Goal of the exercise >> Once the pictures are removed, return each record below exactly as written.

Dataset excerpts >>
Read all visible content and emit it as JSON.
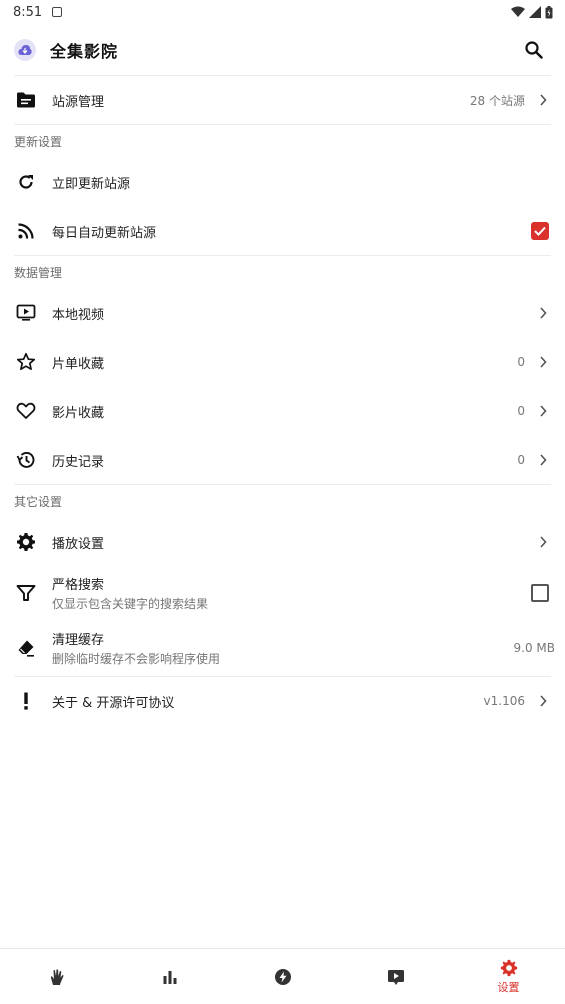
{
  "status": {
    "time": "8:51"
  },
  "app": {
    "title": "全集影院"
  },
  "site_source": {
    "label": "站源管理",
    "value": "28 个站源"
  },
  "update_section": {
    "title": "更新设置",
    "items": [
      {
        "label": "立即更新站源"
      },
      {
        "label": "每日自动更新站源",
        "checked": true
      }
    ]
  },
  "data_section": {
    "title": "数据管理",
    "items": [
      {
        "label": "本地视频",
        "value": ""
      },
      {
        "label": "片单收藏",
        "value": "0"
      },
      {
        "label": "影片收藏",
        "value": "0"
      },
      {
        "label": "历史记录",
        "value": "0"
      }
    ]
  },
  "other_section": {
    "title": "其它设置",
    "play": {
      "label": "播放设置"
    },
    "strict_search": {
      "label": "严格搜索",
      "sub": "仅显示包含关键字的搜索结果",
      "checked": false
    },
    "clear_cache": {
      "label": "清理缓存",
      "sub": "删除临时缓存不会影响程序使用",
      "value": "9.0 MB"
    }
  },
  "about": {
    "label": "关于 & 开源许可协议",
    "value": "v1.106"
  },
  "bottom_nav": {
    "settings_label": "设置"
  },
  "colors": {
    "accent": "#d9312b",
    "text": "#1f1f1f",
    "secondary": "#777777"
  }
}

Answer below >>
Read all visible content and emit it as JSON.
{
  "status": {
    "time": "8:51"
  },
  "app": {
    "title": "全集影院"
  },
  "site_source": {
    "label": "站源管理",
    "value": "28 个站源"
  },
  "update_section": {
    "title": "更新设置",
    "items": [
      {
        "label": "立即更新站源"
      },
      {
        "label": "每日自动更新站源",
        "checked": true
      }
    ]
  },
  "data_section": {
    "title": "数据管理",
    "items": [
      {
        "label": "本地视频",
        "value": ""
      },
      {
        "label": "片单收藏",
        "value": "0"
      },
      {
        "label": "影片收藏",
        "value": "0"
      },
      {
        "label": "历史记录",
        "value": "0"
      }
    ]
  },
  "other_section": {
    "title": "其它设置",
    "play": {
      "label": "播放设置"
    },
    "strict_search": {
      "label": "严格搜索",
      "sub": "仅显示包含关键字的搜索结果",
      "checked": false
    },
    "clear_cache": {
      "label": "清理缓存",
      "sub": "删除临时缓存不会影响程序使用",
      "value": "9.0 MB"
    }
  },
  "about": {
    "label": "关于 & 开源许可协议",
    "value": "v1.106"
  },
  "bottom_nav": {
    "settings_label": "设置"
  },
  "colors": {
    "accent": "#d9312b",
    "text": "#1f1f1f",
    "secondary": "#777777"
  }
}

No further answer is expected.